Most banks appear on track, but experts say others should be‘weeded out’
There are now less than three months before commercial banks in Cambodia must prove to the National Bank of Cambodia that they have raised a minimum capital base of 150 billion riel, or about $37.5 million.
The requirement, part of a law that came into effect in 2008 based on recommendations by the NBC, was adopted to make sure banks have collateral against shocks to the industry.
Experts and bankers say it is imperative the central bank enforces the new capital requirements in order to weed out weaker banks in what is generally considered to be an oversaturated sector, one that now supports 27 commercial banks.
But there are still doubts over whether the central bank will ensure that the capital requirements are met. And it has not yet been made clear to the public what will happen to those banks that are not compliant after the deadline, or whether banks with a substantial foreign partner are exempt from reaching the $37.5 million in capital.
The National Bank of Cambodia “has a tough task on hand. That is, balancing [and] enforcing prudential norms without causing distress in the banking system,” said Deepali Seth-Chhabria, an associate at credit rating agency Standard & Poor’s in Singapore.
“So far, we have noticed that the NBC has been a bit lenient in enforcing capital norms. We feel that at some point in time—end of 2010 or a revised deadline—noncompliance should be taken seriously by NBC and noncompliant banks be weeded out,” he added.
Standard & Poor’s said last week that poor enforcement of regulation in Cambodia’s banking sector would likely result in lower levels of growth compared to other countries in the region.
Nevertheless, the last time the national bank upped capital requirement in 1999, raising the minimum capital requirements for commercial banks from $5 million to $12 million, 14 out of 31 banks in Cambodia were forced to close their doors.
According to the bank’s latest ruling, signed on Sept 19, 2008, all commercial banks in Cambodia must have attained a minimum capital requirement of 150 billion riel, or about $37.5 million by the end of 2010.
Failing that, they can acquire a recognized investment grade from a “reputable rating agency,” allowing them to lower their capital requirement to 50 billion riel (about $12.5 million).
So far, very few banks here have acquired an investment grade.
Acleda Bank is currently the only bank in Cambodia to have been given a stable rating by Standard & Poor’s. Moody’s rates both Acleda and Cambodia Public Bank, both of which received a stable rating. And FitchRatings doesn’t cover any of Cambodia’s banks.
What’s more, as of the beginning of the year only six banks had the required level of capitalization needed under the new regulations, according to central bank data.
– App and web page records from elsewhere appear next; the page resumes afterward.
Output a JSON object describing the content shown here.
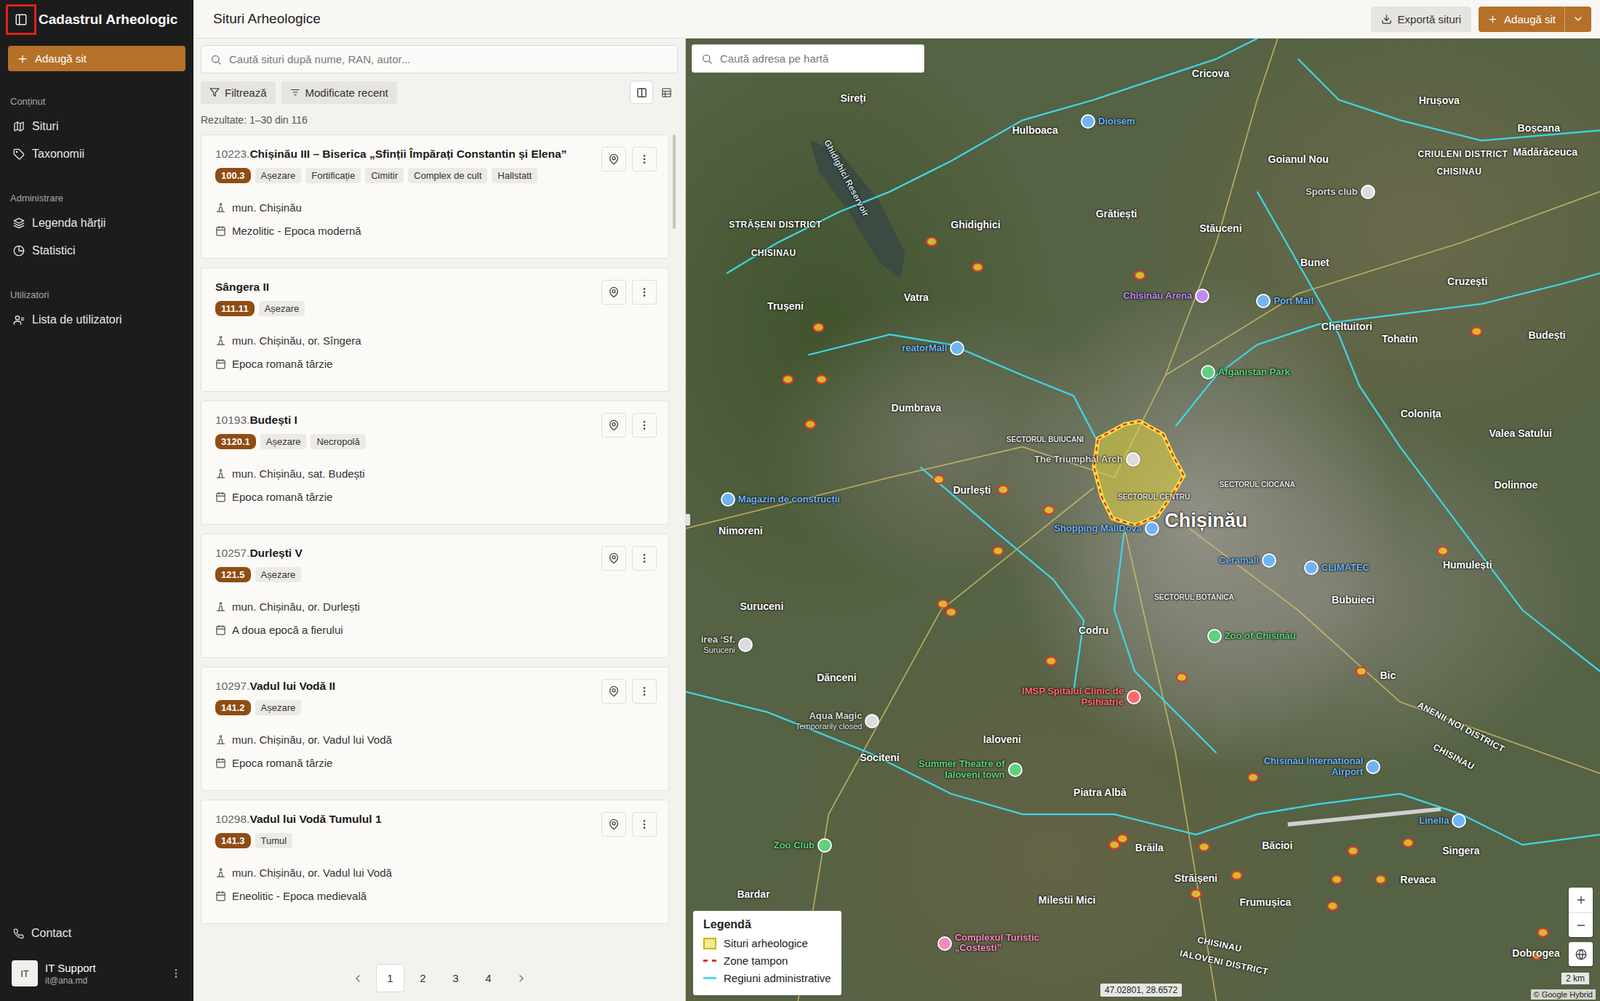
{
  "sidebar": {
    "toggle": {
      "highlighted": true
    },
    "title": "Cadastrul Arheologic",
    "add_button": "Adaugă sit",
    "sections": [
      {
        "label": "Conținut",
        "items": [
          {
            "label": "Situri",
            "selected": false
          },
          {
            "label": "Taxonomii",
            "selected": false
          }
        ]
      },
      {
        "label": "Administrare",
        "items": [
          {
            "label": "Legenda hărții",
            "selected": false
          },
          {
            "label": "Statistici",
            "selected": false
          }
        ]
      },
      {
        "label": "Utilizatori",
        "items": [
          {
            "label": "Lista de utilizatori",
            "selected": false
          }
        ]
      }
    ],
    "contact": "Contact",
    "user": {
      "initials": "IT",
      "name": "IT Support",
      "email": "it@ana.md"
    }
  },
  "header": {
    "title": "Situri Arheologice",
    "export_button": "Exportă situri",
    "add_button": "Adaugă sit"
  },
  "list": {
    "search": {
      "placeholder": "Caută situri după nume, RAN, autor..."
    },
    "filter_button": "Filtrează",
    "sort_button": "Modificate recent",
    "views": [
      {
        "kind": "split",
        "selected": true
      },
      {
        "kind": "table",
        "selected": false
      }
    ],
    "results": "Rezultate: 1–30 din 116",
    "sites": [
      {
        "number": "10223.",
        "name": "Chișinău III – Biserica „Sfinții Împărați Constantin și Elena”",
        "code": "100.3",
        "tags": [
          "Așezare",
          "Fortificație",
          "Cimitir",
          "Complex de cult",
          "Hallstatt"
        ],
        "location": "mun. Chișinău",
        "period": "Mezolitic - Epoca modernă"
      },
      {
        "name": "Sângera II",
        "code": "111.11",
        "tags": [
          "Așezare"
        ],
        "location": "mun. Chișinău, or. Sîngera",
        "period": "Epoca romană târzie"
      },
      {
        "number": "10193.",
        "name": "Budești I",
        "code": "3120.1",
        "tags": [
          "Așezare",
          "Necropolă"
        ],
        "location": "mun. Chișinău, sat. Budești",
        "period": "Epoca romană târzie"
      },
      {
        "number": "10257.",
        "name": "Durlești V",
        "code": "121.5",
        "tags": [
          "Așezare"
        ],
        "location": "mun. Chișinău, or. Durlești",
        "period": "A doua epocă a fierului"
      },
      {
        "number": "10297.",
        "name": "Vadul lui Vodă II",
        "code": "141.2",
        "tags": [
          "Așezare"
        ],
        "location": "mun. Chișinău, or. Vadul lui Vodă",
        "period": "Epoca romană târzie"
      },
      {
        "number": "10298.",
        "name": "Vadul lui Vodă Tumulul 1",
        "code": "141.3",
        "tags": [
          "Tumul"
        ],
        "location": "mun. Chișinău, or. Vadul lui Vodă",
        "period": "Eneolitic - Epoca medievală"
      }
    ],
    "pagination": [
      {
        "label": "1",
        "selected": true
      },
      {
        "label": "2",
        "selected": false
      },
      {
        "label": "3",
        "selected": false
      },
      {
        "label": "4",
        "selected": false
      }
    ]
  },
  "map": {
    "search": {
      "placeholder": "Caută adresa pe hartă"
    },
    "labels": [
      {
        "text": "Chișinău",
        "kind": "city"
      },
      {
        "text": "Sireți",
        "kind": "place"
      },
      {
        "text": "Cricova",
        "kind": "place"
      },
      {
        "text": "Hrușova",
        "kind": "place"
      },
      {
        "text": "Hulboaca",
        "kind": "place"
      },
      {
        "text": "Goianul Nou",
        "kind": "place"
      },
      {
        "text": "Boșcana",
        "kind": "place"
      },
      {
        "text": "Mădărăceuca",
        "kind": "place"
      },
      {
        "text": "Grătiești",
        "kind": "place"
      },
      {
        "text": "Stăuceni",
        "kind": "place"
      },
      {
        "text": "Ghidighici",
        "kind": "place"
      },
      {
        "text": "Bunet",
        "kind": "place"
      },
      {
        "text": "Cruzești",
        "kind": "place"
      },
      {
        "text": "Trușeni",
        "kind": "place"
      },
      {
        "text": "Vatra",
        "kind": "place"
      },
      {
        "text": "Cheltuitori",
        "kind": "place"
      },
      {
        "text": "Tohatin",
        "kind": "place"
      },
      {
        "text": "Budești",
        "kind": "place"
      },
      {
        "text": "Colonița",
        "kind": "place"
      },
      {
        "text": "Valea Satului",
        "kind": "place"
      },
      {
        "text": "Dolinnoe",
        "kind": "place"
      },
      {
        "text": "Dumbrava",
        "kind": "place"
      },
      {
        "text": "Durlești",
        "kind": "place"
      },
      {
        "text": "Nimoreni",
        "kind": "place"
      },
      {
        "text": "Humulești",
        "kind": "place"
      },
      {
        "text": "Bubuieci",
        "kind": "place"
      },
      {
        "text": "Suruceni",
        "kind": "place"
      },
      {
        "text": "Codru",
        "kind": "place"
      },
      {
        "text": "Dănceni",
        "kind": "place"
      },
      {
        "text": "Bic",
        "kind": "place"
      },
      {
        "text": "Ialoveni",
        "kind": "place"
      },
      {
        "text": "Sociteni",
        "kind": "place"
      },
      {
        "text": "Piatra Albă",
        "kind": "place"
      },
      {
        "text": "Bardar",
        "kind": "place"
      },
      {
        "text": "Milestii Mici",
        "kind": "place"
      },
      {
        "text": "Brăila",
        "kind": "place"
      },
      {
        "text": "Băcioi",
        "kind": "place"
      },
      {
        "text": "Frumușica",
        "kind": "place"
      },
      {
        "text": "Singera",
        "kind": "place"
      },
      {
        "text": "Revaca",
        "kind": "place"
      },
      {
        "text": "Străișeni",
        "kind": "place"
      },
      {
        "text": "Dobrogea",
        "kind": "place"
      },
      {
        "text": "STRĂȘENI DISTRICT",
        "kind": "district"
      },
      {
        "text": "CHISINAU",
        "kind": "district"
      },
      {
        "text": "CRIULENI DISTRICT",
        "kind": "district"
      },
      {
        "text": "CHISINAU",
        "kind": "district"
      },
      {
        "text": "ANENII NOI DISTRICT",
        "kind": "district"
      },
      {
        "text": "CHISINAU",
        "kind": "district"
      },
      {
        "text": "CHISINAU",
        "kind": "district"
      },
      {
        "text": "IALOVENI DISTRICT",
        "kind": "district"
      },
      {
        "text": "SECTORUL BUIUCANI",
        "kind": "sector"
      },
      {
        "text": "SECTORUL CENTRU",
        "kind": "sector"
      },
      {
        "text": "SECTORUL CIOCANA",
        "kind": "sector"
      },
      {
        "text": "SECTORUL BOTANICA",
        "kind": "sector"
      },
      {
        "text": "Ghidighici Reservoir",
        "kind": "water"
      }
    ],
    "pois": [
      {
        "label": "Dioisem",
        "color": "#6fb4f5"
      },
      {
        "label": "Sports club",
        "color": "#dcdcdc"
      },
      {
        "label": "Chișinău Arena",
        "color": "#c08af0"
      },
      {
        "label": "Port Mall",
        "color": "#6fb4f5"
      },
      {
        "label": "Afganistan Park",
        "color": "#5fd17a"
      },
      {
        "label": "reatorMall",
        "color": "#6fb4f5"
      },
      {
        "label": "Magazin de construcții",
        "color": "#6fb4f5"
      },
      {
        "label": "The Triumphal Arch",
        "color": "#dcdcdc"
      },
      {
        "label": "Shopping MallDova",
        "color": "#6fb4f5"
      },
      {
        "label": "Ceramall",
        "color": "#6fb4f5"
      },
      {
        "label": "CLIMATEC",
        "color": "#6fb4f5"
      },
      {
        "label": "Zoo of Chișinău",
        "color": "#5fd17a"
      },
      {
        "label": "IMSP Spitalul Clinic de Psihiatrie",
        "color": "#ff6b6b"
      },
      {
        "label": "Aqua Magic",
        "sub": "Temporarily closed",
        "color": "#dcdcdc"
      },
      {
        "label": "irea ‘Sf.",
        "sub": "Suruceni",
        "color": "#dcdcdc"
      },
      {
        "label": "Summer Theatre of Ialoveni town",
        "color": "#5fd17a"
      },
      {
        "label": "Chișinău International Airport",
        "color": "#6fb4f5"
      },
      {
        "label": "Linella",
        "color": "#6fb4f5"
      },
      {
        "label": "Zoo Club",
        "color": "#5fd17a"
      },
      {
        "label": "Complexul Turistic „Costești”",
        "color": "#f28cc0"
      }
    ],
    "legend": {
      "title": "Legendă",
      "items": [
        {
          "label": "Situri arheologice",
          "kind": "fill"
        },
        {
          "label": "Zone tampon",
          "kind": "dashed"
        },
        {
          "label": "Regiuni administrative",
          "kind": "line"
        }
      ]
    },
    "coordinates": "47.02801, 28.6572",
    "scale": "2 km",
    "attribution": "© Google Hybrid"
  }
}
So far, the NBC has revealed very few details on how many banks will meet the new requirement and what will happen to those who finish the year noncompliant.
Bankers say foreign banks with a parent company that has capital of more than $37.5 million would in fact be compliant, as would a subsidiary of a foreign bank with a recognized credit rating. All but four banks in Cambodia are subsidiaries of foreign banks or have foreign shareholders.
Tal Nay Im, director-general of the NBC, said most banks in the country had already complied with the regulation, though she failed to give an exact number.
Asked how many banks in the country have not complied with the regulations, Ms Nay Im said, “There are some, but not many.”
For banks that don’t comply, the central bank “will continue to take actions,” Ms Nay Im added, though she declined to discuss what those actions would be.
Many banks do seem to be making strides toward compliance.
A manager at Cambodia Mekong Bank, who spoke on the condition of anonymity due to company policy, said the bank had fulfilled the new capital requirement earlier in the year.
Han Peng Kwang, senior vice president at Hwang DBS, said his bank had met the new capital requirement last week and that the national bank had already classified the bank as compliant
“My parent company [in Malaysia] injected the balance into the subsidiary in Cambodia,” he said.
Lim Loong Seng, chief operating officer for OSK Indochina Bank, also said his bank had also already met the minimum capital requirement, in May.
“The way the NBC has been monitoring the financial institutions’ loan book…and the way they interpret nonperforming loans have been very stringent,” he said.
Baburam Gyawali, chief financial officer at Advanced Bank of Asia, said $23 million had already been raised toward the new capital requirement and that the remaining amount would be raised by the end of November.
Asked whether he thought the central bank would be strict in enforcing the minimum requirement, he said: “In our opinion, NBC would be strict to enforce…regulation in regards of minimum capital requirement as per their correspondence with all banks.”
All of these banks were still not compliant with the new capital requirement at the beginning of the year, central bank data show.
Stephen Higgins, CEO of ANZ Royal Bank, said banks that don’t comply would have “fairly limited” options to continue operating.
“The NBC have a pretty good track record in enforcing their rules, and I’d be very surprised if it didn’t happen in this case,” he said. “I think transparency here is actually pretty good given the banks aren’t listed, and it’s better than quite a few other countries in Asia.”
(Additional reporting by Phann Ana)